Last Sunday was the first time that I missed worship and Bible study on the Lord’s Day in quite a long time. I missed it in two senses: first, I missed in the sense that I wasn’t there. Because I was still recovering from a cold with fever, chills, etc., I wasn’t physically able to attend. And second, I missed worship in the sense that I wanted to be there but I couldn’t be.
I feel all too often many miss worship only in the first sense. They simply are not there. They could have been, but they missed worship only in the first sense because they were not likely to miss in the second sense. When your heart is not into worship and Bible study like it should be, it’s easy for the rest of your body to be absent.
Hebrews 10:24-26 is often cited about the importance of attending the worship services of the Lord’s church, and well it should be. Occasionally, however, some criticize the use of this passage because it speaks of “forsaking” the assembly. A missed worship service here or there, for whatever reason, certainly can’t be construed as “forsaking” the assembly. “Forsaking” the assembly means to absent yourself from worship and Bible study for an extended period of time. Is this true?
You would never know this from the context itself, nor from the language used in it. There are three primary terms, all related, that are worth examining in this regard.
(1) The word translated “forsaking” in Hebrews 10:25 is the term enkataleipo. It appears nine times in the New Testament.

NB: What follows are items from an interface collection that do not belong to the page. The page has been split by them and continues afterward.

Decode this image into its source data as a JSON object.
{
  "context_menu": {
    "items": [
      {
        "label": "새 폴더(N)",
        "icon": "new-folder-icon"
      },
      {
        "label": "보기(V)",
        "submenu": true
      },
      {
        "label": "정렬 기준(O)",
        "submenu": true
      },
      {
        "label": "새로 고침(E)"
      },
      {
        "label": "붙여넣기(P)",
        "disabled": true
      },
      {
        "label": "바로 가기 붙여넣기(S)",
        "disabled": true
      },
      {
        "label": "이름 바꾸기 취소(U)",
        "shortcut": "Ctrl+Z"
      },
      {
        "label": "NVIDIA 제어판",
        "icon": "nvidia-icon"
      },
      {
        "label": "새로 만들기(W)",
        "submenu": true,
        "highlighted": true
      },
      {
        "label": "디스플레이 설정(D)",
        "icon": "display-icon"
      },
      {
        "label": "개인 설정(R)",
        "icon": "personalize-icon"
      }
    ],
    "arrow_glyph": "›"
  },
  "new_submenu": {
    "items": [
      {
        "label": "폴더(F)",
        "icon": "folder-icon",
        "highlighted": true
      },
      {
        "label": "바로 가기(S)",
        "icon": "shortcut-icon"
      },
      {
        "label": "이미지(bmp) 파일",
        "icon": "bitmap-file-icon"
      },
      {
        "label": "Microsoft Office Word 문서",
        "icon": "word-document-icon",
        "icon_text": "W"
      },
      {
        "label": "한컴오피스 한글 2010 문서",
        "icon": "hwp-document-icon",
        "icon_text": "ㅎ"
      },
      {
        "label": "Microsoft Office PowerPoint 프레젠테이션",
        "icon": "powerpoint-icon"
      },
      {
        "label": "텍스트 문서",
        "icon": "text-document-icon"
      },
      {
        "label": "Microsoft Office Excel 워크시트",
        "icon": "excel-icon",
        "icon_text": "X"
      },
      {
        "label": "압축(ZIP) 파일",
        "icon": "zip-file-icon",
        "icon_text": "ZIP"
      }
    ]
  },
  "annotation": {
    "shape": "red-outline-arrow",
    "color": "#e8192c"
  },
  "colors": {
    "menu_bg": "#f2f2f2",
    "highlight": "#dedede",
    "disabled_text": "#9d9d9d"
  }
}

In addition to being used in Hebrews 10:25; we find it in Hebrews 13:5; 2 Timothy 4:10, 16; 2 Corinthians 4:9; Romans 9:29; Acts 2:27; Mark 15:34 and Matthew 27:46.
The last two passages, Mark 15:34 and Matthew 27:46 contain the words of Jesus on the cross as he asked of His father: “why have You forsaken me?” Acts 2:27 says that God “will not leave my soul in Hades…” The verses in 2 Timothy 4 say “Demas has forsaken me, having loved this present world” and “at my first defense no one stood with me, but all forsook me.” Romans 9:29 refers to God “leaving” a seed (referring to a remnant, and ultimately, Christ). In 2 Cor. 4:9 Paul says that he was “Persecuted, but not forsaken; cast down, but not destroyed…” The remaining verse, Hebrews 13:5 admonishes Christians to be “without covetousness; be content with such things as you have” for God has said “I will never leave you nor forsake you.”
Thayer defines the term: “to abandon, desert, … to leave in straits, leave helpless” and “to leave behind among, to leave surviving.” Nothing in the definition of the term, nor in its usage, demands that the act of forsaking takes place only over a long and extended period of time. Christ was only on the cross for six hours, yet He said His Father had forsaken him. Paul said that brethren had not come to his first defense, and thus forsook him, but that was just one occasion.
(2) The term enkataleipo, though appearing only nine times in the new covenant, is a form of the simpler kataleipo. This second term appears 25 times in the text of the New Testament and appears (KJV) as “leave” (22 times), “forsake” (2 times) and “reserve” (1 time). Thayer says that it means: 1) to leave behind; 1a) to depart from, leave; 1a1) to be left; 1b) to bid (one) to remain; 1c) to forsake, leave to one’s self a person or thing by ceasing to care for it, to abandon, leave in the lurch; 1c1) to be abandoned, forsaken; 1d) to cause to be leftover, to reserve, to leave remaining; 1e) like our “leave behind”, it is used of one who on being called away cannot take another with him; 1e1) especially of the dying (to leave behind); 1f) like our “leave”, leave alone, disregard; 1f1) of those who sail past a place without stopping. This term appears in the following passages: Matt 4:13; 16:4; 19:5; 21:17; Mk 10:7; 12:19; 14:52; Lk 5:28; 10:40; 15:4; 20:31; Jn 8:9; Ac 2:31; 6:2; 18:19; 21:3; 24:27; 25:14; Ro 11:4; Eph 5:31; 1 Th 3:1; Titus 1:5; Heb 4:1; 11:27; and 2 Pet 2:15.
(3) The term kataleipo itself is a conjunction of (a) kata, which is sometimes translated according to, after or against, depending upon context and usage, and (b) leipo, a root word appearing only six times and translated as lack, wanting or be wanting, and destitute. Thayer says of leipo 1) to leave, leave behind, forsake, to be left behind; 1a) to lag, be inferior; 1b) to be destitute of, to lack; 2) to be wanting, to fail. The usage of this term can be seen in Luke 18:22; Titus 1:5; 3:13; James 1:4, 5; 2:15.
Forsaking the assembly, that is any willful absence of the Lord’s Day worship service, is wrong…even if it happens only once. If you have the opportunity and ability to attend but lack the will to do so, and thus fail to attend, you have forsaken God’s assembly.
The Defender, Mt. Vernon Church of Christ Weekly Bulletin, January 7, 2018.